Teen Alcohol Warning - Home Delivery Services Providing Alcohol to MinorsShare June 9, 2017 | Category: DUI
On May 22, 2017 Jeff Rosen of Rosen Reports did a segment on the TODAY show after police issued a warning on a widening problem of home delivery services providing alcohol to minors. 53 percent of eighth graders say it’s “fairly to very easy” to get alcohol as did 71 percent of tenth graders.
Mr. Rosen set up hidden cameras at the front door of a rented home in Connecticut and had a 13-year-old girl, who is in the eighth grade, answer the door and take deliveries. Alcohol home delivery services say they ask for identification before leaving alcohol at homes. They further say they do not leave alcohol on doorsteps. Mr. Rosen’s team ordered a variety of beer and alcohol from local stores and waited for the deliveries.
What did the cameras show?
Several of the delivery people did not leave the alcohol. However, two or three left boxes of beer, wine and alcohol without any questions. One delivery person asked for the ID, but when told she did not have one, left the alcohol anyway.

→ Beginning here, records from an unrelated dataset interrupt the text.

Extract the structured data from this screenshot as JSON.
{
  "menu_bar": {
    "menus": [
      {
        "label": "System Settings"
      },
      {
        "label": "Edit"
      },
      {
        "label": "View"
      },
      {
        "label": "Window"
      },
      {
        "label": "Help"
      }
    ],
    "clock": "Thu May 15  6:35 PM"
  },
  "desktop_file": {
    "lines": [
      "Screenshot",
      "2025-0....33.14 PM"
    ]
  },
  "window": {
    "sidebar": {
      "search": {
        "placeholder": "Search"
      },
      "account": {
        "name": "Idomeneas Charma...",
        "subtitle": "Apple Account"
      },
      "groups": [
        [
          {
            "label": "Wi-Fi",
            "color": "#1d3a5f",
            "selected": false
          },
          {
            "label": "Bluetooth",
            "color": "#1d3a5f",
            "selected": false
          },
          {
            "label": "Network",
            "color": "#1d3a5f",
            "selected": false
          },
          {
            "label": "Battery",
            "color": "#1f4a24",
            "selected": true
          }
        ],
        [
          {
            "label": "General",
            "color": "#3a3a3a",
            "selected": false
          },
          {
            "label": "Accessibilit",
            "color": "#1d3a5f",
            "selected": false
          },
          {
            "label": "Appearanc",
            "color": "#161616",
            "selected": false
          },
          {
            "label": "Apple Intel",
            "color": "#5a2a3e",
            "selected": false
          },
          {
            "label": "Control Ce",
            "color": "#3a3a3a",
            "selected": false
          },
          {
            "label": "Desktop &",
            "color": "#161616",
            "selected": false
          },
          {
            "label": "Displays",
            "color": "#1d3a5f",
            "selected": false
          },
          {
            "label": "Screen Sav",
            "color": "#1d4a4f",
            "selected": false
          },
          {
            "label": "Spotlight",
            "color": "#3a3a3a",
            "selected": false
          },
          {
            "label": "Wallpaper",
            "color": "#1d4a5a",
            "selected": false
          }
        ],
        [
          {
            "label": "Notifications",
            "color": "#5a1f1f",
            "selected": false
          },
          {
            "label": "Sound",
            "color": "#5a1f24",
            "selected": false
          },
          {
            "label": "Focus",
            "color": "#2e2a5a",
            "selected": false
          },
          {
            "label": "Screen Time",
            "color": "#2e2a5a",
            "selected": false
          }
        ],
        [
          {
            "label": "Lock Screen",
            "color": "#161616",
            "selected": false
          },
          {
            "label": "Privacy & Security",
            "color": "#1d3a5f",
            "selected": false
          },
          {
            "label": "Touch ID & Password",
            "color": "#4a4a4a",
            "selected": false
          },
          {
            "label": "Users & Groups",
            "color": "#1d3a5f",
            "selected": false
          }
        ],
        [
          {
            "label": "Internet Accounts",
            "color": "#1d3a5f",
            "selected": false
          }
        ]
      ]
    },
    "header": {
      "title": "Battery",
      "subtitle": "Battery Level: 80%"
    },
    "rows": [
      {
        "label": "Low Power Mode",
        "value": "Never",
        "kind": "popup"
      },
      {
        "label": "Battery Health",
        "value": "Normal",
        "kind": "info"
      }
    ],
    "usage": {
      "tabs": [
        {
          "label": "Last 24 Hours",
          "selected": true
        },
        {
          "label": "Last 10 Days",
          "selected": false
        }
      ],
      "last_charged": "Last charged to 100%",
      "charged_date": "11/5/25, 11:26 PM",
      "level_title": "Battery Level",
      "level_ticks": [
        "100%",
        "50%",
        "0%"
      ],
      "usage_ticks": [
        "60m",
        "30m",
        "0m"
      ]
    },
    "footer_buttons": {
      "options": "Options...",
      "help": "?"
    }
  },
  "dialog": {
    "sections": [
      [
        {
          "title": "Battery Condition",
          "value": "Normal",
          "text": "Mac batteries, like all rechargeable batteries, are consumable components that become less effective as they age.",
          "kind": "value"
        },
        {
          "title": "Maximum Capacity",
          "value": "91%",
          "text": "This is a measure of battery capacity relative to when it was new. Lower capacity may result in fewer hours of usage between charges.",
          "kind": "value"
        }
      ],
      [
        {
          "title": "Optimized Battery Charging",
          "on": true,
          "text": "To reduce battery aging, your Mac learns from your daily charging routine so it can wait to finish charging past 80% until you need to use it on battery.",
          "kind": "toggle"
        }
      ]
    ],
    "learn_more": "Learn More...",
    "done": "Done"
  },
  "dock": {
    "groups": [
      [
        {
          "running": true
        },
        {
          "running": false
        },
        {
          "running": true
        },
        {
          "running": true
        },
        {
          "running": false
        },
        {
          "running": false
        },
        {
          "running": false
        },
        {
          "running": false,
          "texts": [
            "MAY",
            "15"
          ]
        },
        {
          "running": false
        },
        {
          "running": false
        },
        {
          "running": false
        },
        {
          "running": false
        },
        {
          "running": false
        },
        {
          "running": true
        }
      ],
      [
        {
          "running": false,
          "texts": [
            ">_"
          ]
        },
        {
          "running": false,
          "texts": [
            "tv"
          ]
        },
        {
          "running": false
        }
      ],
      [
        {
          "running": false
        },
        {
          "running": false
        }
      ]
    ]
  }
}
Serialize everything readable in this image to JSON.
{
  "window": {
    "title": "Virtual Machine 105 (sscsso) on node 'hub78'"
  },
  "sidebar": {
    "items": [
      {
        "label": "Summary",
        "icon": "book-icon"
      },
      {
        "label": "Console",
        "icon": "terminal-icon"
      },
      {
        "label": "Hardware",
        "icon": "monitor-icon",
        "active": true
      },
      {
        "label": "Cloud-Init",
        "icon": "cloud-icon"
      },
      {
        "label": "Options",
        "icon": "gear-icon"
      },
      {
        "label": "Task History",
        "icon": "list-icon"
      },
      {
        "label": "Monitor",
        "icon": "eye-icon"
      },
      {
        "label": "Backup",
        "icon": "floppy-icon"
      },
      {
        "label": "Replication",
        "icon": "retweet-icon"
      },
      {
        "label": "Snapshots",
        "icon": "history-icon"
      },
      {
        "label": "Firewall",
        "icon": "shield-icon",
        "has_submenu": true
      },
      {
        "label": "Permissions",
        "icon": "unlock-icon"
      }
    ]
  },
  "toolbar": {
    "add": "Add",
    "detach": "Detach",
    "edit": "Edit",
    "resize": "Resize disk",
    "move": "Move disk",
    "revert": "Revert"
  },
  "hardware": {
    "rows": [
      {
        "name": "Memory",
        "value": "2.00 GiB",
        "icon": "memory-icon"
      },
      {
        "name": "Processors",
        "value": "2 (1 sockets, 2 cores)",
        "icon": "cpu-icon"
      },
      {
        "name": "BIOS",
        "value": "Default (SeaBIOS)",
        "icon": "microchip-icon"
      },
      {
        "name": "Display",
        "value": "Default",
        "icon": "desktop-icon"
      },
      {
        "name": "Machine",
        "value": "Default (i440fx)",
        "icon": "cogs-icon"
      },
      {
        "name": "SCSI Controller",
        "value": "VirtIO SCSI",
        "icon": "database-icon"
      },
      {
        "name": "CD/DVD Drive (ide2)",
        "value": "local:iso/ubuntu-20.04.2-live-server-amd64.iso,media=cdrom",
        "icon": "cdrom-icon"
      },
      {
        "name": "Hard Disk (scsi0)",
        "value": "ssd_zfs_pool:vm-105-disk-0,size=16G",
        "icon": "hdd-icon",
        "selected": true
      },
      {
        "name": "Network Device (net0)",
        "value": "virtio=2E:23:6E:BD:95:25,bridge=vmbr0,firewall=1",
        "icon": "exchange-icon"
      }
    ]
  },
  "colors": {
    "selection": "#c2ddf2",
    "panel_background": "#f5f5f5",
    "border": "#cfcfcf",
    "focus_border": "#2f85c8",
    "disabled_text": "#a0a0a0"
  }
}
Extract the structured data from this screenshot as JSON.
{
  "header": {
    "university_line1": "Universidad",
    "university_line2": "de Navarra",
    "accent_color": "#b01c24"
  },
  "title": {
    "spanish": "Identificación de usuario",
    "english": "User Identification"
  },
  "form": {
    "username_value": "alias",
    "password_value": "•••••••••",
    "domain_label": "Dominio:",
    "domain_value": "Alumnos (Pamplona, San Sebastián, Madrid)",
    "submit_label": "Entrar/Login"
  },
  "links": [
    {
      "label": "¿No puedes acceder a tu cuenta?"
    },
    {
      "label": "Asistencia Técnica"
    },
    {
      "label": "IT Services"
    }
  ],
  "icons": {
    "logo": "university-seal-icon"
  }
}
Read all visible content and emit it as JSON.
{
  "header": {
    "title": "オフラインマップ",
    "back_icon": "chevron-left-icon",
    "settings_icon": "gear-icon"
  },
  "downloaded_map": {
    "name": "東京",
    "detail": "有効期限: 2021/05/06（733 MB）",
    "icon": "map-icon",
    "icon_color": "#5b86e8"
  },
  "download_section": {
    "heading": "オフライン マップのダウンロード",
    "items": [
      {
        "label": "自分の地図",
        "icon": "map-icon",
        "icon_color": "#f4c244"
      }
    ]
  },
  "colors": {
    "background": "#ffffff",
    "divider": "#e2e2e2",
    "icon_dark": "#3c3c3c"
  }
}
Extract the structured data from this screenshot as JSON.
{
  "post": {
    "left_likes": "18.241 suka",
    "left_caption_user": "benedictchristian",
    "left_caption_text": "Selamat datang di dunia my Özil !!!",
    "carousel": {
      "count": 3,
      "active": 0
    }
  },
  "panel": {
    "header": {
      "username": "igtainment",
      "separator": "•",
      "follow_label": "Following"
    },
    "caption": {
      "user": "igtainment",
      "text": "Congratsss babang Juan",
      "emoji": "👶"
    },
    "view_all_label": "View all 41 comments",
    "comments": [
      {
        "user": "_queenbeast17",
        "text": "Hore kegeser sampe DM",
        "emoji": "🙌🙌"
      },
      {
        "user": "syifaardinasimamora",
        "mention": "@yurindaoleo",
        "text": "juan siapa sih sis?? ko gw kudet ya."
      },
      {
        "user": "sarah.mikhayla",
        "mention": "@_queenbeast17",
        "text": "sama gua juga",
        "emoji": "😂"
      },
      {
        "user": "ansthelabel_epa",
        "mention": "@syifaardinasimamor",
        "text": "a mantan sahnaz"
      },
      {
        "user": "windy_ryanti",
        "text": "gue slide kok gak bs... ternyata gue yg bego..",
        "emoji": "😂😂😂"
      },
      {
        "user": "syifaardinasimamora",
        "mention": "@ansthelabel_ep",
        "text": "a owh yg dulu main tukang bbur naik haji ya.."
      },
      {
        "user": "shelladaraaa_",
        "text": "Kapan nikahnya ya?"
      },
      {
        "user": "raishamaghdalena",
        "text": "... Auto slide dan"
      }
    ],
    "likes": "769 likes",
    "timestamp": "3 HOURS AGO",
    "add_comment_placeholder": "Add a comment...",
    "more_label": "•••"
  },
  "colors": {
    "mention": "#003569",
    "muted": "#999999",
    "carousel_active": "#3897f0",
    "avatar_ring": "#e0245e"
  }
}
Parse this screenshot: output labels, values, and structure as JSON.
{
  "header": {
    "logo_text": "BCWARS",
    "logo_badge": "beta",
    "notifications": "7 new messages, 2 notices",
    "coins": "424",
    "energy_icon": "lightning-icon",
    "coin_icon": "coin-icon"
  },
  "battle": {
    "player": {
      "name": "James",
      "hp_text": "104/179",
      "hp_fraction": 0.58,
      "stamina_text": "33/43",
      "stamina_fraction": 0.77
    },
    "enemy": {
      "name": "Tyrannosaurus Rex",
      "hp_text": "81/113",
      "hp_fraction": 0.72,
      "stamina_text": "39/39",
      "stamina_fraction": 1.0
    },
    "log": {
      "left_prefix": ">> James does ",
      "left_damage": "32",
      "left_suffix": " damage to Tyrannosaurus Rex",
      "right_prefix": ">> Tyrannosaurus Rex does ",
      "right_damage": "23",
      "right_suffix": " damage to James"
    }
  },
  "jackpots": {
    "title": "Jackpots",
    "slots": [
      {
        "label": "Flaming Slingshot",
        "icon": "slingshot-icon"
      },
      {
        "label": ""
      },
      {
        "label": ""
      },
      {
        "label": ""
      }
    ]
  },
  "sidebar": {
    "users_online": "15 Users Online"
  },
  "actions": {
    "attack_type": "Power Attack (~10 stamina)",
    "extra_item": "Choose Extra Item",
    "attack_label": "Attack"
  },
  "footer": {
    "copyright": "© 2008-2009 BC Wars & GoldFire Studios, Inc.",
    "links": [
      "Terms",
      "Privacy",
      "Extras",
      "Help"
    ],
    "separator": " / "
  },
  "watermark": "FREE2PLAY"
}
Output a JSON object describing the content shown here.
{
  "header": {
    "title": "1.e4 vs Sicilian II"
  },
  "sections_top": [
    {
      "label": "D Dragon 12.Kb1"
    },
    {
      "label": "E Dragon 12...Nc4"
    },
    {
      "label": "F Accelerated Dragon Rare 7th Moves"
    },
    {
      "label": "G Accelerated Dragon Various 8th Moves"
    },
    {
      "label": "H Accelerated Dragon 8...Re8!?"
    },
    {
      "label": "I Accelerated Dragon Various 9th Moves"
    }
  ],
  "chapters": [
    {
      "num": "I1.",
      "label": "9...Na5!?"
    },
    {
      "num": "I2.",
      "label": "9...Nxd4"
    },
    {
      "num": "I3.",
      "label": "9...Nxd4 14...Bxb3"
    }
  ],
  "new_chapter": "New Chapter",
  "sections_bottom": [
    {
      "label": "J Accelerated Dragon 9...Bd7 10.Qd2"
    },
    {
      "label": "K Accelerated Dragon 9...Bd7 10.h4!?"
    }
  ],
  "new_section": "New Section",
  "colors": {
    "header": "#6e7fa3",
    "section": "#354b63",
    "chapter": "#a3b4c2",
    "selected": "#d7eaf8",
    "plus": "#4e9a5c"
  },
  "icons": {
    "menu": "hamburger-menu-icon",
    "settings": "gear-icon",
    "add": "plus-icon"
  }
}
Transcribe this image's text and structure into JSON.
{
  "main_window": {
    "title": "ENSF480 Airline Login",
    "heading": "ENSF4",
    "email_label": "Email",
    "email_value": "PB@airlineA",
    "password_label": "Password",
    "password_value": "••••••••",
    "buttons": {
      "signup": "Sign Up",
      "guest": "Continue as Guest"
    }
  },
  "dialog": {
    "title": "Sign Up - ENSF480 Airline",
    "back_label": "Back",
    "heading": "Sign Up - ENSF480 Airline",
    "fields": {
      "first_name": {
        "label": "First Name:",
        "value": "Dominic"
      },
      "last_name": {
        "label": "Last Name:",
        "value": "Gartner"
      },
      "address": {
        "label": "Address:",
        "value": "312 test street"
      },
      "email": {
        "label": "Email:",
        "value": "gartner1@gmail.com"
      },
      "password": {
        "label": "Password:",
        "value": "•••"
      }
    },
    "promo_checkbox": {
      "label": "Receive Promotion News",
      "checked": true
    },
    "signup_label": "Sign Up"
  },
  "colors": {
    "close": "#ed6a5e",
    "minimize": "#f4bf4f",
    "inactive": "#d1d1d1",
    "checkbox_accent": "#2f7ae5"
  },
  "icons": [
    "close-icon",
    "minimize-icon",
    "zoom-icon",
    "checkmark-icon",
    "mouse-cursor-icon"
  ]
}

According to a 2015 National Survey on Drug Use and Health which was conducted by the Substance Abuse and Mental Health Services Administration (SAMHSA) showed that the problem of teen drinking is alarming and that alcohol use kills about 4,700 people a year, which is more than all other drugs combined.
Where else are underage teens getting alcohol?
95.1 percent of 12-14-year-olds who reported that they drank alcohol got it for free either through family members or finding it in their home. Older siblings or friends often purchase alcohol for young teens for money, according to AlcoholPolicymd.com.
Several key approaches to the problem of underage drinking have been found to be successful as reported by the National Institute on Alcohol Abuse and Alcoholism and the Federal Trade Commission:
- Make alcohol harder to get for example, by raising the price of alcohol and keeping the minimum drinking age at 21.
- Change the way young people think about alcohol, so they are better able to resist pressures to drink.
- Programs that provide young people with the knowledge, skills, motivation, and opportunities they need to remain alcohol free.
- Parents and guardians can help by monitoring adolescents’ activities and friends, having regular conversations about the dangers of drinking, serving as positive role models and encouraging kids to participate in healthy and fun activities that do not involve alcohol.
- Alcohol retailers play an essential role in reducing teen access. They can take steps to make sure that teens cannot buy alcohol from their stores, and they can serve as a source of information to reduce the possibility that alcohol legally sold to an adult will end up in a teenager's hands.
“We at Spivey Law Firm, Personal Injury Attorneys, P.A. have seen the devastation caused by underage drinking. A teen’s access to alcohol must be denied in any way possible. If you or a loved one has been injured as the result of teen drinking, contact the Fort Myers DUI Accident Law Firm,” said Attorney Randall Spivey.
Fort Myers DUI Accident Attorney, Randall L. Spivey is a Board Certified Trial Attorney – the highest recognition for competence bestowed by the Florida Bar and a distinction earned by just one (1%) percent of Florida attorneys. He has handled over 2,000 personal injury and wrongful death cases throughout Florida. For a free and confidential consultation to discuss your legal rights, contact the Spivey Law Firm, Personal Injury Attorneys, P.A., in Lee County at 239.337.7483 or toll free at 1.888.477.4839,or by email to Randall@SpiveyLaw.com. Visit SpiveyLaw.com for more information. You can contact Spivey Law Firm, Personal Injury Attorneys, P.A.in Charlotte County at 941.764.7748 and in Collier County 239.793.7748.